> On 7 March 2017 at 08:43, David Benjamin <> wrote:
> > To clarify, our interpretation of the spec was that it is the encrypted
> > data, not unencrypted data.
> Well, clearly we disagree.  To be clear, I don't mind much if it's the
> encrypted data, though we'd need to also agree if the count included
> the authentication tag (yes, probably) and the record header (I don't
> know).
> You appear to be conflating two things:
> 1. The amount of data that a server might have to hold on to when it
> accepts 0-RTT.  The original reason Filippo suggested this feature was
> so that it would be possible for their servers to hold 0-RTT data
> until the handshake was complete.
> 2. Records that do nothing other than waste server time.  Into this
> category we can place records with only padding or very little actual
> data, extra key updates, CertificateRequest, and - the one you
> highlight here - early data that is ignored.
> My interpretation was that the first the only thing that needed tight
> bounds, the second could be quite fuzzy and could come down to things
> like current server load and DoS mitigation strategies.
> We really need to agree on the right answer here.

I think we are in agreement and failing to communicate due to the poor
choice of terminology. Partway through the thread the interpretation of
"encrypted data" switched from "data to be encrypted" to "data that is
encrypted". (You first objected that "unencrypted data" matches what
BoringSSL implements and now that "encrypted data" matches.)

Let's try this again:

As the spec is written right now, our interpretation is that
max_early_data_size counts the plaintext application data, not including
any encryption and record-level overhead. This aligns with (1).

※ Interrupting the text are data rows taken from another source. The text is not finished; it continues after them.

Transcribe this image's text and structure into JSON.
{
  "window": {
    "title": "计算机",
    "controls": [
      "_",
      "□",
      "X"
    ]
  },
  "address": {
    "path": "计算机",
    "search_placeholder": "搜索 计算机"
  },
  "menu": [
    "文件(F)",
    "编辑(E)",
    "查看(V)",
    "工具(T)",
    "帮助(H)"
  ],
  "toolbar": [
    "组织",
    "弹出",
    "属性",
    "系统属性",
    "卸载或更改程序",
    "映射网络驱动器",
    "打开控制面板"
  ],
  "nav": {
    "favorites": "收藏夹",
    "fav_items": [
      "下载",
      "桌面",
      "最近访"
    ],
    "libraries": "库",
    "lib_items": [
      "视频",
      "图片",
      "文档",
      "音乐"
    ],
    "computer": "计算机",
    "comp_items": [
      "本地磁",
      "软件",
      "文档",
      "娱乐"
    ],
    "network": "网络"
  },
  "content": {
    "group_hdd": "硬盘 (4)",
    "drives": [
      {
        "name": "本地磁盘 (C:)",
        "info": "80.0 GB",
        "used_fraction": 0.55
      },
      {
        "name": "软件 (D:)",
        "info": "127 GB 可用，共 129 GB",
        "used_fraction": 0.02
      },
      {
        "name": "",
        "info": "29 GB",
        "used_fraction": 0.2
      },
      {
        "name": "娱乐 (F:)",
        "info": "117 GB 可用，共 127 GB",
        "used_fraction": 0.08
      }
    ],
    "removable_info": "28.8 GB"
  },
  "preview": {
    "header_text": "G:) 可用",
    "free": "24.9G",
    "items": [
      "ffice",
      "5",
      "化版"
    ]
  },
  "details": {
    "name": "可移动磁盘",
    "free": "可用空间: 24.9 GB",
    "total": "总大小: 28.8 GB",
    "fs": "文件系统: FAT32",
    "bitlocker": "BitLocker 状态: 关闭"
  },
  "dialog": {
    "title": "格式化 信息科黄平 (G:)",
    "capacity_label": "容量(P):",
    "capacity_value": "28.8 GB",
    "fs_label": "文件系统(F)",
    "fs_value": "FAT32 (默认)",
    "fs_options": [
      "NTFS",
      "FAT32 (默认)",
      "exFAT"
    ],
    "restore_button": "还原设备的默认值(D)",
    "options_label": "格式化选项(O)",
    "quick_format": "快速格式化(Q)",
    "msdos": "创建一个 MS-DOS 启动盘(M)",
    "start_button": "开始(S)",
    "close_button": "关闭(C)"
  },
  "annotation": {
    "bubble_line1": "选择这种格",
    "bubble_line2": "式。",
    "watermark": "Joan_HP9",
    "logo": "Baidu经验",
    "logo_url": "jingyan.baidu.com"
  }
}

Separately, we bound how much data on the wire we will skip over. This is
(2). These are not the same units, so we intend to advertise a smaller
number as a fuzzy estimate and don't anticipate the fuzziness mattering